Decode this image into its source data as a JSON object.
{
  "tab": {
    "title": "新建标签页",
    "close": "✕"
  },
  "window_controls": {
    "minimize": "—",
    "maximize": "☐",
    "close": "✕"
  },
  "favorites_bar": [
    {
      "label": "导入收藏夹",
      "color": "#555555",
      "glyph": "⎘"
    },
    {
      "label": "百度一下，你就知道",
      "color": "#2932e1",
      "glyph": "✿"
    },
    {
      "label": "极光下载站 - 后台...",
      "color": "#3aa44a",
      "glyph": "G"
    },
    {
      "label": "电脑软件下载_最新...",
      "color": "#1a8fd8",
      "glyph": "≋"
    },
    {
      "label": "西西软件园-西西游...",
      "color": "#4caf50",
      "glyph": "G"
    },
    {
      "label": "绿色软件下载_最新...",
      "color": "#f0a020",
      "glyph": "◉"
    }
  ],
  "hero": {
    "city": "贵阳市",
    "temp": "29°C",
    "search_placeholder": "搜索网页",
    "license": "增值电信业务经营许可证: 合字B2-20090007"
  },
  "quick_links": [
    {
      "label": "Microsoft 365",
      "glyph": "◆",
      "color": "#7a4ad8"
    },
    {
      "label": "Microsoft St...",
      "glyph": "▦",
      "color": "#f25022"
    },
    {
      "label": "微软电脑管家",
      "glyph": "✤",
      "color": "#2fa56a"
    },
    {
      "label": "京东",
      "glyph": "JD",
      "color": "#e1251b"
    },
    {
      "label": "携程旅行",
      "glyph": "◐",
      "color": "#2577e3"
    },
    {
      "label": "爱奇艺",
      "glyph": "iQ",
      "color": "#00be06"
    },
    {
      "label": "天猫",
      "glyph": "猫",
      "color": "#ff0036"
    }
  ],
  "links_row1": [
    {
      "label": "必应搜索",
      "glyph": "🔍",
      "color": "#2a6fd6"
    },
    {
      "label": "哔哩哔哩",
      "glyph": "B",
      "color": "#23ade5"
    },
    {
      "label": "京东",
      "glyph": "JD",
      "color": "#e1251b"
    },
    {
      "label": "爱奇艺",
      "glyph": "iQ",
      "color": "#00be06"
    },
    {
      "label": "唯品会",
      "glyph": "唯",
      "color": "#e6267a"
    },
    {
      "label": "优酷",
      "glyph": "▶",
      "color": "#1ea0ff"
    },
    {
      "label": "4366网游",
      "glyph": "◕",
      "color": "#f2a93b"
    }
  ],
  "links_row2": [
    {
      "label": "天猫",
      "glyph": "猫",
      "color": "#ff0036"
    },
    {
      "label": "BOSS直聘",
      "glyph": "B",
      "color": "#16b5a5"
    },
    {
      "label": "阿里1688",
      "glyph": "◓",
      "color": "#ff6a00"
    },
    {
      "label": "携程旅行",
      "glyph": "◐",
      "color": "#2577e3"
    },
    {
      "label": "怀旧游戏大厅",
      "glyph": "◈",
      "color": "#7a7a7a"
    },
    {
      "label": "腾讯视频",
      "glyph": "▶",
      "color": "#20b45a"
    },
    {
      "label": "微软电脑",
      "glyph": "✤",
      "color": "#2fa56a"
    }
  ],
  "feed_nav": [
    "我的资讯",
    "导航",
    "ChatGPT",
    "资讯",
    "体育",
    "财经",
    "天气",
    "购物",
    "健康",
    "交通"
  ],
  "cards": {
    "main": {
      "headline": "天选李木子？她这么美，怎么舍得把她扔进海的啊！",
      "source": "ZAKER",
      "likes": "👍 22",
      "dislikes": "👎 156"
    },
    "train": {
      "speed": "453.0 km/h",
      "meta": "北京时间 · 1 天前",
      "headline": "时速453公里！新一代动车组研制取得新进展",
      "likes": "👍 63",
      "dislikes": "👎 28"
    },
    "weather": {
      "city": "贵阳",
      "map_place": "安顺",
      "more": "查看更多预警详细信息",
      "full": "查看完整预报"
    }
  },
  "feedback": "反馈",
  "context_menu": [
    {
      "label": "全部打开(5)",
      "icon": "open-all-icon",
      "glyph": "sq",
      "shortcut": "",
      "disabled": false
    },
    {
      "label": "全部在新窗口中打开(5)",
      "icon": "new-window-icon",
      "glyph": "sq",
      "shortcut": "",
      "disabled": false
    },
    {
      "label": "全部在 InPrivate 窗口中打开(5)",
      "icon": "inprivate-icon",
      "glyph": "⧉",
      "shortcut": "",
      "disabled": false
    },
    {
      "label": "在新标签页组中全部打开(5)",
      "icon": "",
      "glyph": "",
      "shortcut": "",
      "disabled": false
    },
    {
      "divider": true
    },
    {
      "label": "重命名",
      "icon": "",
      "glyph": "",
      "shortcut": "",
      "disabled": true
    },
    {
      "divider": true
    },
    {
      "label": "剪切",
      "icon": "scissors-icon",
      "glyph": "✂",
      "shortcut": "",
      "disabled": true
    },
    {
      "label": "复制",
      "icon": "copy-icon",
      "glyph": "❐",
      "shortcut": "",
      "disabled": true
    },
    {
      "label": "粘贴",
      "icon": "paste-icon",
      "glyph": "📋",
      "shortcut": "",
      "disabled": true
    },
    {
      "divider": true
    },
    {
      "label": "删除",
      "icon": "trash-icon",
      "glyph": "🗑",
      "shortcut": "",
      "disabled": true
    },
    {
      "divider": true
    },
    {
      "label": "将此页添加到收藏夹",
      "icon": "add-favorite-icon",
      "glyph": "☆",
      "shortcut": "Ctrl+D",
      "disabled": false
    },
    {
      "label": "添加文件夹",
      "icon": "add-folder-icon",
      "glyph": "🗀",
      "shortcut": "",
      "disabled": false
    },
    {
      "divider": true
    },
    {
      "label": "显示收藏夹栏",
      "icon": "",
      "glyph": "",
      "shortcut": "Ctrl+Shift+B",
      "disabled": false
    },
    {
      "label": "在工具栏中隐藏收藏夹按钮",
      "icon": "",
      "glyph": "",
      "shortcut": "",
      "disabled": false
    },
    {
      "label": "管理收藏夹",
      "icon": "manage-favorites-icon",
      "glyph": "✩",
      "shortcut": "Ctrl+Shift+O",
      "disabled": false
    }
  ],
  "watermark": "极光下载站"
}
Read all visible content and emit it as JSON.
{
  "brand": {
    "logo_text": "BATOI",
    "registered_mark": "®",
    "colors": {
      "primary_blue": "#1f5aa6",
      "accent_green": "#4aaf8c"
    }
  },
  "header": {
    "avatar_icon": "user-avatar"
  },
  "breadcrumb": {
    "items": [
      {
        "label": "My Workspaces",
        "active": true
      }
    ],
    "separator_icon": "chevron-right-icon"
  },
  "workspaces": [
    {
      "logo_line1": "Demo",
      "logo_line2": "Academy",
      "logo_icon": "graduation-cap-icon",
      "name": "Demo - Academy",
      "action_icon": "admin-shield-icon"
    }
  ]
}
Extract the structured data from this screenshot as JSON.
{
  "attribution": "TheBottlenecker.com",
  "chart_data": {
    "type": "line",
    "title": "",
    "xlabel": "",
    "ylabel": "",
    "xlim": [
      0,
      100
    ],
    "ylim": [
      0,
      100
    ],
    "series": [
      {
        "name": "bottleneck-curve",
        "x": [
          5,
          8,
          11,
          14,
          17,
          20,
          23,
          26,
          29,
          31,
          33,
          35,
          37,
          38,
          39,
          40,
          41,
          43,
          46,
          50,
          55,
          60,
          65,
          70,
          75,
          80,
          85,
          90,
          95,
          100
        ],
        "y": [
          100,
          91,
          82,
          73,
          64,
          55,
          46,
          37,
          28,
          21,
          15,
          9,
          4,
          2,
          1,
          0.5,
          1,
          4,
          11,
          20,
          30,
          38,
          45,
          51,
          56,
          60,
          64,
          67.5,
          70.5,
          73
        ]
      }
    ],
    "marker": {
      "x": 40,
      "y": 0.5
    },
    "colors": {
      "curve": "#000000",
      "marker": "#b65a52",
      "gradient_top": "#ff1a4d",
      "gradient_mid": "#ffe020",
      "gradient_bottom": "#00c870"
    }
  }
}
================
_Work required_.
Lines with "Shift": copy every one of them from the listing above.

_Reply to the task_.
      "shortcut": "Ctrl+Shift+B",
      "shortcut": "Ctrl+Shift+O",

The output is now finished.